*Exercise:*
The result should be a full, exact repeat of the entries, free of pictures.

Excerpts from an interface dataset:
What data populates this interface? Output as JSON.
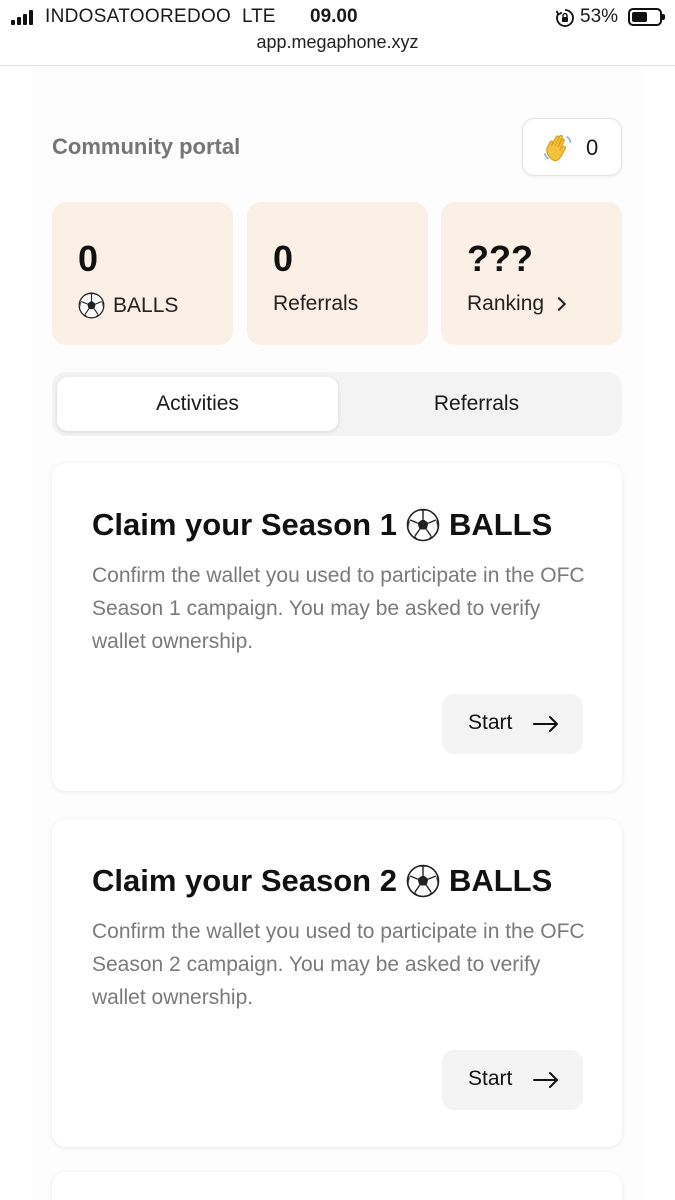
{
  "status_bar": {
    "carrier": "INDOSATOOREDOO",
    "network": "LTE",
    "time": "09.00",
    "battery": "53%",
    "battery_level": 0.53
  },
  "browser": {
    "url": "app.megaphone.xyz"
  },
  "header": {
    "title": "Community portal",
    "wave_icon": "waving-hand-icon",
    "wave_count": "0"
  },
  "stats": [
    {
      "value": "0",
      "label": "BALLS",
      "icon": "soccer-ball-icon"
    },
    {
      "value": "0",
      "label": "Referrals"
    },
    {
      "value": "???",
      "label": "Ranking",
      "icon": "chevron-right-icon"
    }
  ],
  "tabs": [
    {
      "label": "Activities",
      "active": true
    },
    {
      "label": "Referrals",
      "active": false
    }
  ],
  "activities": [
    {
      "title_prefix": "Claim your Season 1",
      "title_suffix": "BALLS",
      "description": "Confirm the wallet you used to participate in the OFC Season 1 campaign. You may be asked to verify wallet ownership.",
      "button_label": "Start"
    },
    {
      "title_prefix": "Claim your Season 2",
      "title_suffix": "BALLS",
      "description": "Confirm the wallet you used to participate in the OFC Season 2 campaign. You may be asked to verify wallet ownership.",
      "button_label": "Start"
    }
  ],
  "colors": {
    "stat_card_bg": "#faf0e5",
    "muted_text": "#7a7a7a",
    "tab_track": "#f3f3f3",
    "button_bg": "#f4f4f4"
  }
}
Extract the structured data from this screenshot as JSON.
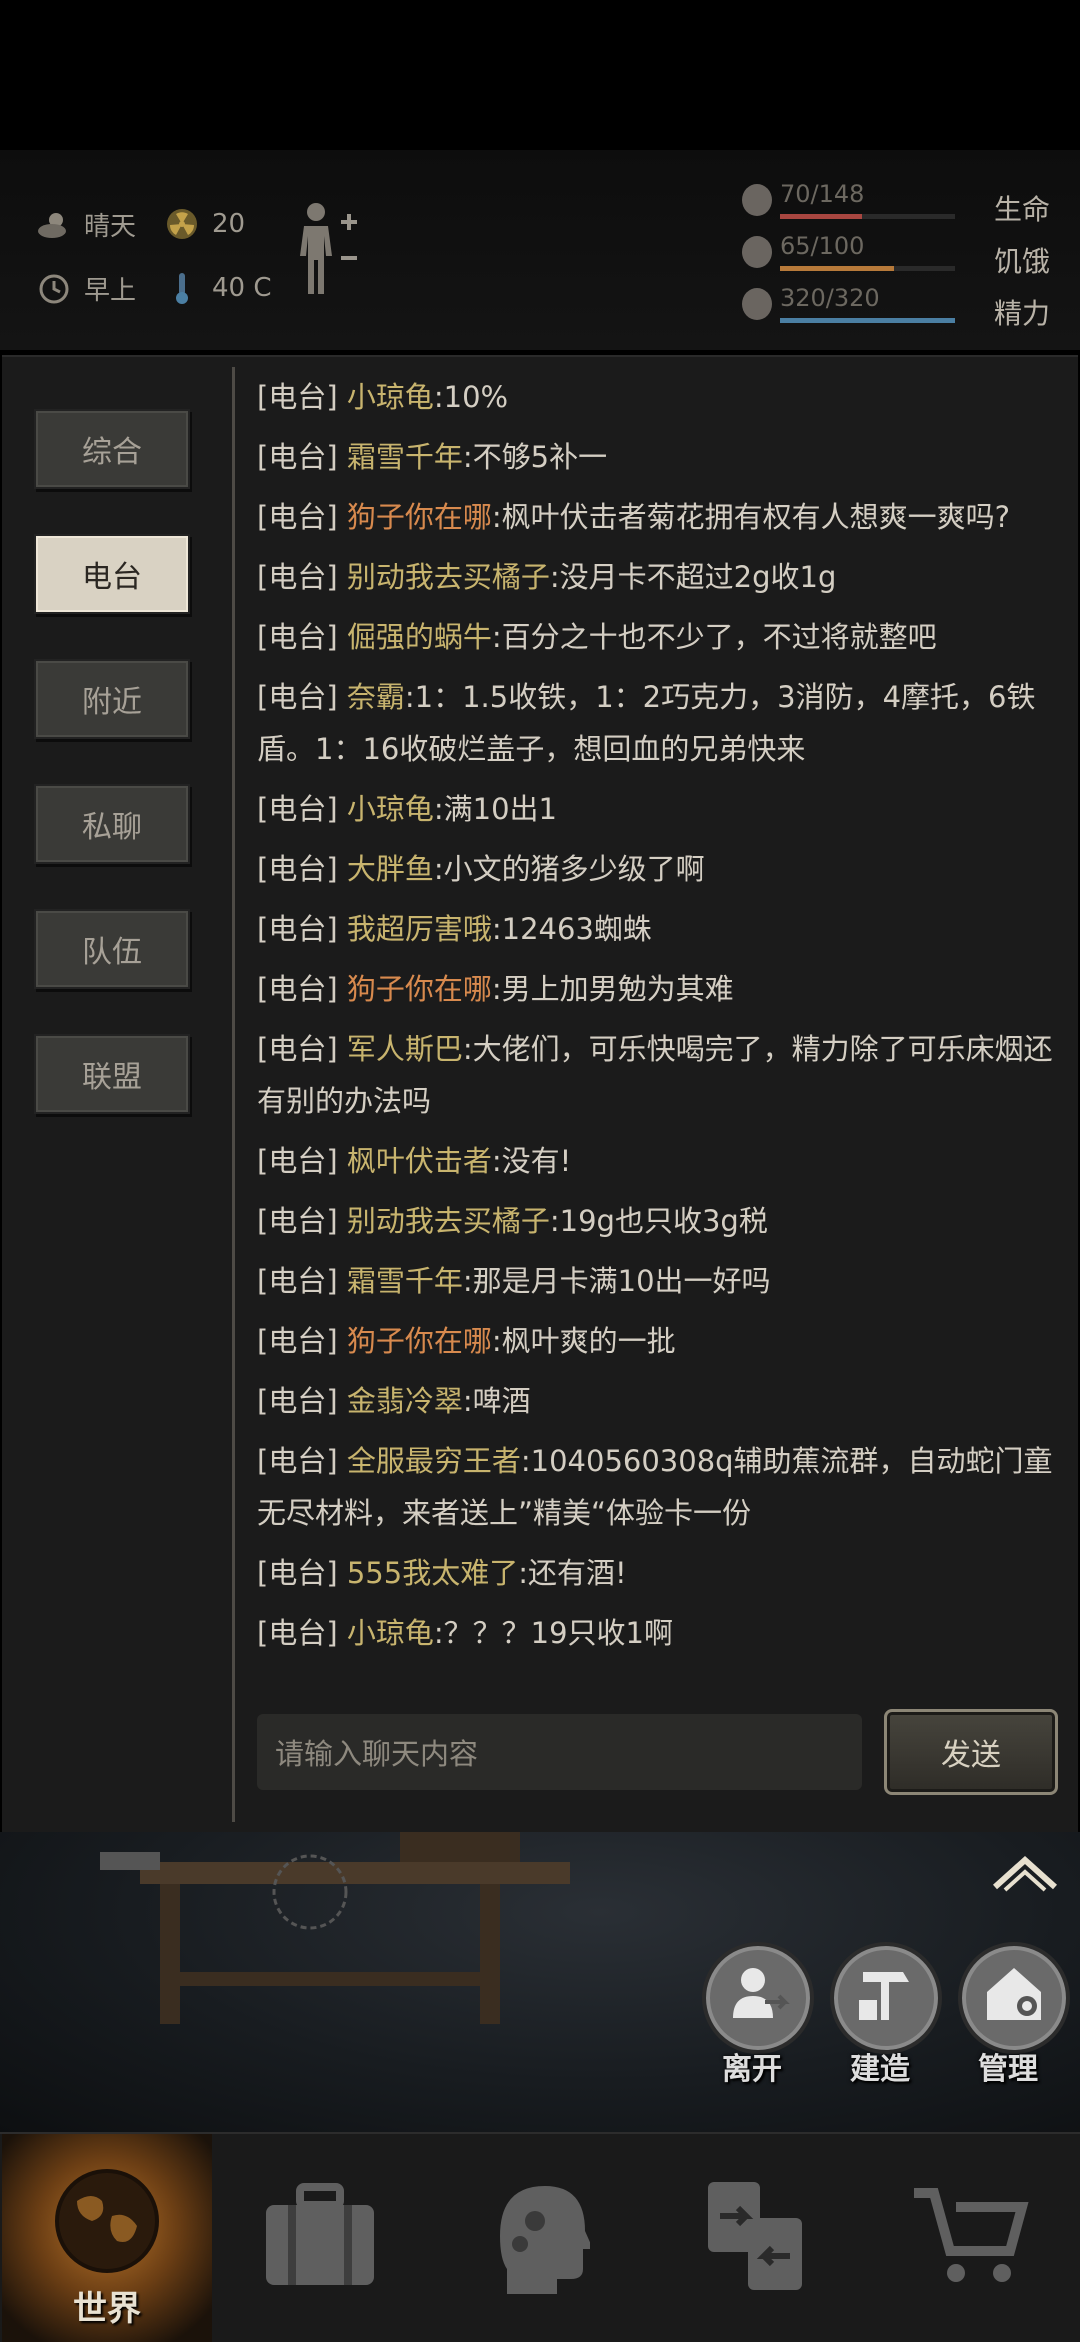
{
  "status": {
    "weather": "晴天",
    "radiation": "20",
    "time_of_day": "早上",
    "temperature": "40 C",
    "bars": [
      {
        "value": "70/148",
        "label": "生命",
        "fill": 0.47,
        "color": "#a84640",
        "icon": "heart-icon"
      },
      {
        "value": "65/100",
        "label": "饥饿",
        "fill": 0.65,
        "color": "#b77a3a",
        "icon": "stomach-icon"
      },
      {
        "value": "320/320",
        "label": "精力",
        "fill": 1.0,
        "color": "#4b7fa3",
        "icon": "brain-icon"
      }
    ]
  },
  "tabs": [
    {
      "label": "综合",
      "active": false
    },
    {
      "label": "电台",
      "active": true
    },
    {
      "label": "附近",
      "active": false
    },
    {
      "label": "私聊",
      "active": false
    },
    {
      "label": "队伍",
      "active": false
    },
    {
      "label": "联盟",
      "active": false
    }
  ],
  "messages": [
    {
      "channel": "[电台]",
      "name": "小琼龟",
      "text": ":10%",
      "color": "gold"
    },
    {
      "channel": "[电台]",
      "name": "霜雪千年",
      "text": ":不够5补一",
      "color": "gold"
    },
    {
      "channel": "[电台]",
      "name": "狗子你在哪",
      "text": ":枫叶伏击者菊花拥有权有人想爽一爽吗?",
      "color": "orange"
    },
    {
      "channel": "[电台]",
      "name": "别动我去买橘子",
      "text": ":没月卡不超过2g收1g",
      "color": "gold"
    },
    {
      "channel": "[电台]",
      "name": "倔强的蜗牛",
      "text": ":百分之十也不少了，不过将就整吧",
      "color": "gold"
    },
    {
      "channel": "[电台]",
      "name": "奈霸",
      "text": ":1：1.5收铁，1：2巧克力，3消防，4摩托，6铁盾。1：16收破烂盖子，想回血的兄弟快来",
      "color": "gold"
    },
    {
      "channel": "[电台]",
      "name": "小琼龟",
      "text": ":满10出1",
      "color": "gold"
    },
    {
      "channel": "[电台]",
      "name": "大胖鱼",
      "text": ":小文的猪多少级了啊",
      "color": "gold"
    },
    {
      "channel": "[电台]",
      "name": "我超厉害哦",
      "text": ":12463蜘蛛",
      "color": "gold"
    },
    {
      "channel": "[电台]",
      "name": "狗子你在哪",
      "text": ":男上加男勉为其难",
      "color": "orange"
    },
    {
      "channel": "[电台]",
      "name": "军人斯巴",
      "text": ":大佬们，可乐快喝完了，精力除了可乐床烟还有别的办法吗",
      "color": "gold"
    },
    {
      "channel": "[电台]",
      "name": "枫叶伏击者",
      "text": ":没有!",
      "color": "gold"
    },
    {
      "channel": "[电台]",
      "name": "别动我去买橘子",
      "text": ":19g也只收3g税",
      "color": "gold"
    },
    {
      "channel": "[电台]",
      "name": "霜雪千年",
      "text": ":那是月卡满10出一好吗",
      "color": "gold"
    },
    {
      "channel": "[电台]",
      "name": "狗子你在哪",
      "text": ":枫叶爽的一批",
      "color": "orange"
    },
    {
      "channel": "[电台]",
      "name": "金翡冷翠",
      "text": ":啤酒",
      "color": "gold"
    },
    {
      "channel": "[电台]",
      "name": "全服最穷王者",
      "text": ":1040560308q辅助蕉流群，自动蛇门童无尽材料，来者送上”精美“体验卡一份",
      "color": "gold"
    },
    {
      "channel": "[电台]",
      "name": "555我太难了",
      "text": ":还有酒!",
      "color": "gold"
    },
    {
      "channel": "[电台]",
      "name": "小琼龟",
      "text": ":？？？19只收1啊",
      "color": "gold"
    }
  ],
  "input": {
    "placeholder": "请输入聊天内容",
    "send_label": "发送"
  },
  "actions": [
    {
      "label": "离开",
      "icon": "leave-icon"
    },
    {
      "label": "建造",
      "icon": "build-icon"
    },
    {
      "label": "管理",
      "icon": "manage-icon"
    }
  ],
  "nav": [
    {
      "label": "世界",
      "icon": "globe-icon",
      "active": true
    },
    {
      "label": "",
      "icon": "suitcase-icon",
      "active": false
    },
    {
      "label": "",
      "icon": "head-gears-icon",
      "active": false
    },
    {
      "label": "",
      "icon": "exchange-icon",
      "active": false
    },
    {
      "label": "",
      "icon": "cart-icon",
      "active": false
    }
  ]
}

*Exercise result:*
What data populates this interface? Output as JSON.
{
  "status_bar": {
    "carrier": "INDOSATOOREDOO",
    "network": "LTE",
    "time": "09.00",
    "battery": "53%",
    "battery_level": 0.53
  },
  "browser": {
    "url": "app.megaphone.xyz"
  },
  "header": {
    "title": "Community portal",
    "wave_icon": "waving-hand-icon",
    "wave_count": "0"
  },
  "stats": [
    {
      "value": "0",
      "label": "BALLS",
      "icon": "soccer-ball-icon"
    },
    {
      "value": "0",
      "label": "Referrals"
    },
    {
      "value": "???",
      "label": "Ranking",
      "icon": "chevron-right-icon"
    }
  ],
  "tabs": [
    {
      "label": "Activities",
      "active": true
    },
    {
      "label": "Referrals",
      "active": false
    }
  ],
  "activities": [
    {
      "title_prefix": "Claim your Season 1",
      "title_suffix": "BALLS",
      "description": "Confirm the wallet you used to participate in the OFC Season 1 campaign. You may be asked to verify wallet ownership.",
      "button_label": "Start"
    },
    {
      "title_prefix": "Claim your Season 2",
      "title_suffix": "BALLS",
      "description": "Confirm the wallet you used to participate in the OFC Season 2 campaign. You may be asked to verify wallet ownership.",
      "button_label": "Start"
    }
  ],
  "colors": {
    "stat_card_bg": "#faf0e5",
    "muted_text": "#7a7a7a",
    "tab_track": "#f3f3f3",
    "button_bg": "#f4f4f4"
  }
}
Extract the structured data from this screenshot as JSON.
{
  "status": {
    "weather": "晴天",
    "radiation": "20",
    "time_of_day": "早上",
    "temperature": "40 C",
    "bars": [
      {
        "value": "70/148",
        "label": "生命",
        "fill": 0.47,
        "color": "#a84640",
        "icon": "heart-icon"
      },
      {
        "value": "65/100",
        "label": "饥饿",
        "fill": 0.65,
        "color": "#b77a3a",
        "icon": "stomach-icon"
      },
      {
        "value": "320/320",
        "label": "精力",
        "fill": 1.0,
        "color": "#4b7fa3",
        "icon": "brain-icon"
      }
    ]
  },
  "tabs": [
    {
      "label": "综合",
      "active": false
    },
    {
      "label": "电台",
      "active": true
    },
    {
      "label": "附近",
      "active": false
    },
    {
      "label": "私聊",
      "active": false
    },
    {
      "label": "队伍",
      "active": false
    },
    {
      "label": "联盟",
      "active": false
    }
  ],
  "messages": [
    {
      "channel": "[电台]",
      "name": "小琼龟",
      "text": ":10%",
      "color": "gold"
    },
    {
      "channel": "[电台]",
      "name": "霜雪千年",
      "text": ":不够5补一",
      "color": "gold"
    },
    {
      "channel": "[电台]",
      "name": "狗子你在哪",
      "text": ":枫叶伏击者菊花拥有权有人想爽一爽吗?",
      "color": "orange"
    },
    {
      "channel": "[电台]",
      "name": "别动我去买橘子",
      "text": ":没月卡不超过2g收1g",
      "color": "gold"
    },
    {
      "channel": "[电台]",
      "name": "倔强的蜗牛",
      "text": ":百分之十也不少了，不过将就整吧",
      "color": "gold"
    },
    {
      "channel": "[电台]",
      "name": "奈霸",
      "text": ":1：1.5收铁，1：2巧克力，3消防，4摩托，6铁盾。1：16收破烂盖子，想回血的兄弟快来",
      "color": "gold"
    },
    {
      "channel": "[电台]",
      "name": "小琼龟",
      "text": ":满10出1",
      "color": "gold"
    },
    {
      "channel": "[电台]",
      "name": "大胖鱼",
      "text": ":小文的猪多少级了啊",
      "color": "gold"
    },
    {
      "channel": "[电台]",
      "name": "我超厉害哦",
      "text": ":12463蜘蛛",
      "color": "gold"
    },
    {
      "channel": "[电台]",
      "name": "狗子你在哪",
      "text": ":男上加男勉为其难",
      "color": "orange"
    },
    {
      "channel": "[电台]",
      "name": "军人斯巴",
      "text": ":大佬们，可乐快喝完了，精力除了可乐床烟还有别的办法吗",
      "color": "gold"
    },
    {
      "channel": "[电台]",
      "name": "枫叶伏击者",
      "text": ":没有!",
      "color": "gold"
    },
    {
      "channel": "[电台]",
      "name": "别动我去买橘子",
      "text": ":19g也只收3g税",
      "color": "gold"
    },
    {
      "channel": "[电台]",
      "name": "霜雪千年",
      "text": ":那是月卡满10出一好吗",
      "color": "gold"
    },
    {
      "channel": "[电台]",
      "name": "狗子你在哪",
      "text": ":枫叶爽的一批",
      "color": "orange"
    },
    {
      "channel": "[电台]",
      "name": "金翡冷翠",
      "text": ":啤酒",
      "color": "gold"
    },
    {
      "channel": "[电台]",
      "name": "全服最穷王者",
      "text": ":1040560308q辅助蕉流群，自动蛇门童无尽材料，来者送上”精美“体验卡一份",
      "color": "gold"
    },
    {
      "channel": "[电台]",
      "name": "555我太难了",
      "text": ":还有酒!",
      "color": "gold"
    },
    {
      "channel": "[电台]",
      "name": "小琼龟",
      "text": ":？？？19只收1啊",
      "color": "gold"
    }
  ],
  "input": {
    "placeholder": "请输入聊天内容",
    "send_label": "发送"
  },
  "actions": [
    {
      "label": "离开",
      "icon": "leave-icon"
    },
    {
      "label": "建造",
      "icon": "build-icon"
    },
    {
      "label": "管理",
      "icon": "manage-icon"
    }
  ],
  "nav": [
    {
      "label": "世界",
      "icon": "globe-icon",
      "active": true
    },
    {
      "label": "",
      "icon": "suitcase-icon",
      "active": false
    },
    {
      "label": "",
      "icon": "head-gears-icon",
      "active": false
    },
    {
      "label": "",
      "icon": "exchange-icon",
      "active": false
    },
    {
      "label": "",
      "icon": "cart-icon",
      "active": false
    }
  ]
}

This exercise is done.